* [Task to carry out] Once the images are set aside, return every entry exactly.

(Website and app data records)
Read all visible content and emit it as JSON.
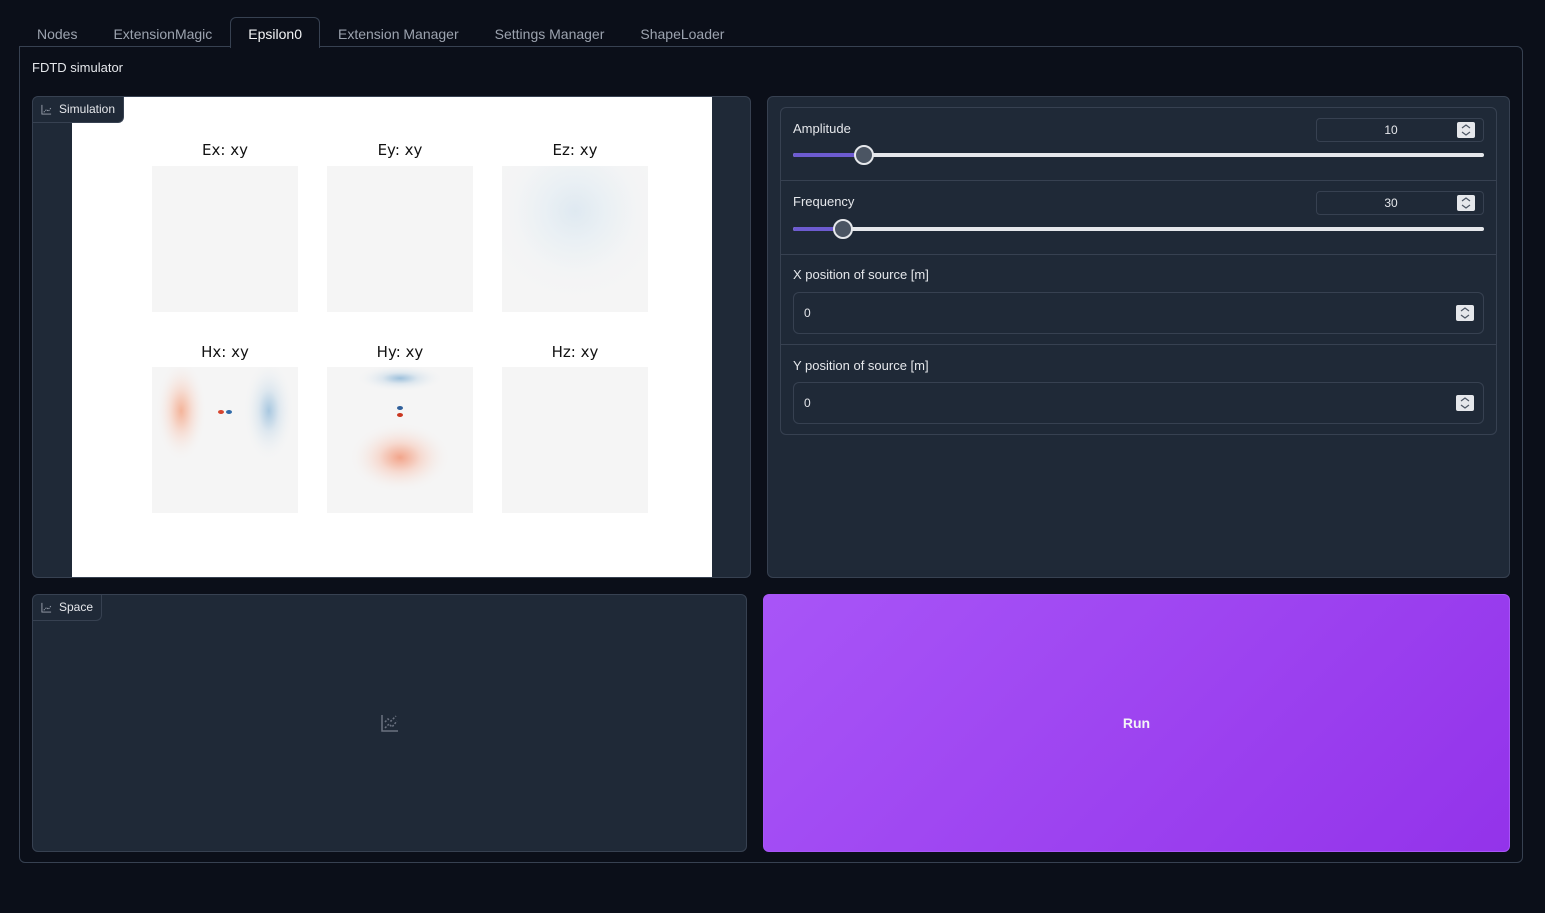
{
  "tabs": [
    {
      "label": "Nodes",
      "active": false
    },
    {
      "label": "ExtensionMagic",
      "active": false
    },
    {
      "label": "Epsilon0",
      "active": true
    },
    {
      "label": "Extension Manager",
      "active": false
    },
    {
      "label": "Settings Manager",
      "active": false
    },
    {
      "label": "ShapeLoader",
      "active": false
    }
  ],
  "app": {
    "title": "FDTD simulator"
  },
  "simulation": {
    "label": "Simulation",
    "subplots": [
      {
        "title": "Ex: xy"
      },
      {
        "title": "Ey: xy"
      },
      {
        "title": "Ez: xy"
      },
      {
        "title": "Hx: xy"
      },
      {
        "title": "Hy: xy"
      },
      {
        "title": "Hz: xy"
      }
    ]
  },
  "space": {
    "label": "Space"
  },
  "controls": {
    "amplitude": {
      "label": "Amplitude",
      "value": "10",
      "fraction": 0.103
    },
    "frequency": {
      "label": "Frequency",
      "value": "30",
      "fraction": 0.072
    },
    "x_position": {
      "label": "X position of source [m]",
      "value": "0"
    },
    "y_position": {
      "label": "Y position of source [m]",
      "value": "0"
    }
  },
  "run": {
    "label": "Run"
  },
  "colors": {
    "accent": "#a855f7",
    "slider": "#6d5bd0",
    "background": "#0b0f19",
    "panel": "#1f2937"
  }
}
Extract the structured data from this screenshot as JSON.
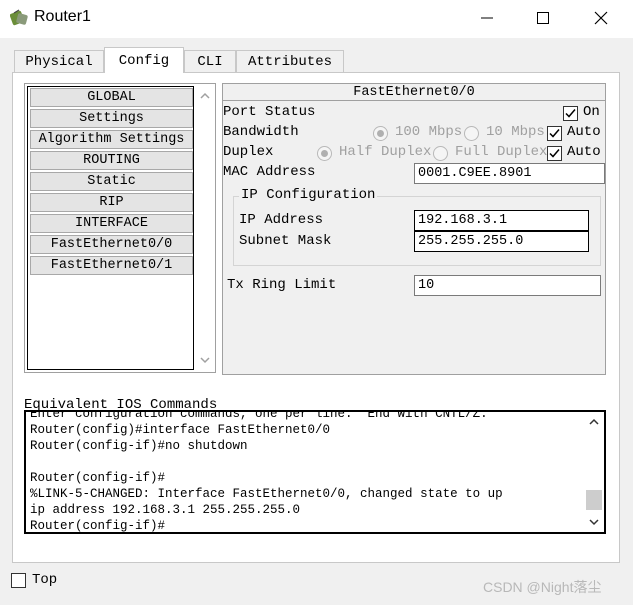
{
  "window": {
    "title": "Router1",
    "minimize_icon": "minimize-icon",
    "maximize_icon": "maximize-icon",
    "close_icon": "close-icon"
  },
  "tabs": [
    {
      "label": "Physical",
      "active": false
    },
    {
      "label": "Config",
      "active": true
    },
    {
      "label": "CLI",
      "active": false
    },
    {
      "label": "Attributes",
      "active": false
    }
  ],
  "sidebar": {
    "items": [
      {
        "label": "GLOBAL"
      },
      {
        "label": "Settings"
      },
      {
        "label": "Algorithm Settings"
      },
      {
        "label": "ROUTING"
      },
      {
        "label": "Static"
      },
      {
        "label": "RIP"
      },
      {
        "label": "INTERFACE"
      },
      {
        "label": "FastEthernet0/0"
      },
      {
        "label": "FastEthernet0/1"
      }
    ]
  },
  "interface_panel": {
    "title": "FastEthernet0/0",
    "port_status_label": "Port Status",
    "port_status_on_label": "On",
    "port_status_on": true,
    "bandwidth_label": "Bandwidth",
    "bandwidth_100": "100 Mbps",
    "bandwidth_10": "10 Mbps",
    "bandwidth_auto_label": "Auto",
    "bandwidth_auto": true,
    "duplex_label": "Duplex",
    "duplex_half": "Half Duplex",
    "duplex_full": "Full Duplex",
    "duplex_auto_label": "Auto",
    "duplex_auto": true,
    "mac_label": "MAC Address",
    "mac_value": "0001.C9EE.8901",
    "ip_config_title": "IP Configuration",
    "ip_label": "IP Address",
    "ip_value": "192.168.3.1",
    "mask_label": "Subnet Mask",
    "mask_value": "255.255.255.0",
    "tx_label": "Tx Ring Limit",
    "tx_value": "10"
  },
  "ios": {
    "label": "Equivalent IOS Commands",
    "lines": [
      "Enter configuration commands, one per line.  End with CNTL/Z.",
      "Router(config)#interface FastEthernet0/0",
      "Router(config-if)#no shutdown",
      "",
      "Router(config-if)#",
      "%LINK-5-CHANGED: Interface FastEthernet0/0, changed state to up",
      "ip address 192.168.3.1 255.255.255.0",
      "Router(config-if)#"
    ]
  },
  "footer": {
    "top_label": "Top",
    "top_checked": false,
    "watermark": "CSDN @Night落尘"
  }
}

* [Your solution]
Read all visible content and emit it as JSON.
{
  "tabs": [
    {
      "label": "Nodes",
      "active": false
    },
    {
      "label": "ExtensionMagic",
      "active": false
    },
    {
      "label": "Epsilon0",
      "active": true
    },
    {
      "label": "Extension Manager",
      "active": false
    },
    {
      "label": "Settings Manager",
      "active": false
    },
    {
      "label": "ShapeLoader",
      "active": false
    }
  ],
  "app": {
    "title": "FDTD simulator"
  },
  "simulation": {
    "label": "Simulation",
    "subplots": [
      {
        "title": "Ex: xy"
      },
      {
        "title": "Ey: xy"
      },
      {
        "title": "Ez: xy"
      },
      {
        "title": "Hx: xy"
      },
      {
        "title": "Hy: xy"
      },
      {
        "title": "Hz: xy"
      }
    ]
  },
  "space": {
    "label": "Space"
  },
  "controls": {
    "amplitude": {
      "label": "Amplitude",
      "value": "10",
      "fraction": 0.103
    },
    "frequency": {
      "label": "Frequency",
      "value": "30",
      "fraction": 0.072
    },
    "x_position": {
      "label": "X position of source [m]",
      "value": "0"
    },
    "y_position": {
      "label": "Y position of source [m]",
      "value": "0"
    }
  },
  "run": {
    "label": "Run"
  },
  "colors": {
    "accent": "#a855f7",
    "slider": "#6d5bd0",
    "background": "#0b0f19",
    "panel": "#1f2937"
  }
}
Extract the structured data from this screenshot as JSON.
{
  "window": {
    "title": "Router1",
    "minimize_icon": "minimize-icon",
    "maximize_icon": "maximize-icon",
    "close_icon": "close-icon"
  },
  "tabs": [
    {
      "label": "Physical",
      "active": false
    },
    {
      "label": "Config",
      "active": true
    },
    {
      "label": "CLI",
      "active": false
    },
    {
      "label": "Attributes",
      "active": false
    }
  ],
  "sidebar": {
    "items": [
      {
        "label": "GLOBAL"
      },
      {
        "label": "Settings"
      },
      {
        "label": "Algorithm Settings"
      },
      {
        "label": "ROUTING"
      },
      {
        "label": "Static"
      },
      {
        "label": "RIP"
      },
      {
        "label": "INTERFACE"
      },
      {
        "label": "FastEthernet0/0"
      },
      {
        "label": "FastEthernet0/1"
      }
    ]
  },
  "interface_panel": {
    "title": "FastEthernet0/0",
    "port_status_label": "Port Status",
    "port_status_on_label": "On",
    "port_status_on": true,
    "bandwidth_label": "Bandwidth",
    "bandwidth_100": "100 Mbps",
    "bandwidth_10": "10 Mbps",
    "bandwidth_auto_label": "Auto",
    "bandwidth_auto": true,
    "duplex_label": "Duplex",
    "duplex_half": "Half Duplex",
    "duplex_full": "Full Duplex",
    "duplex_auto_label": "Auto",
    "duplex_auto": true,
    "mac_label": "MAC Address",
    "mac_value": "0001.C9EE.8901",
    "ip_config_title": "IP Configuration",
    "ip_label": "IP Address",
    "ip_value": "192.168.3.1",
    "mask_label": "Subnet Mask",
    "mask_value": "255.255.255.0",
    "tx_label": "Tx Ring Limit",
    "tx_value": "10"
  },
  "ios": {
    "label": "Equivalent IOS Commands",
    "lines": [
      "Enter configuration commands, one per line.  End with CNTL/Z.",
      "Router(config)#interface FastEthernet0/0",
      "Router(config-if)#no shutdown",
      "",
      "Router(config-if)#",
      "%LINK-5-CHANGED: Interface FastEthernet0/0, changed state to up",
      "ip address 192.168.3.1 255.255.255.0",
      "Router(config-if)#"
    ]
  },
  "footer": {
    "top_label": "Top",
    "top_checked": false,
    "watermark": "CSDN @Night落尘"
  }
}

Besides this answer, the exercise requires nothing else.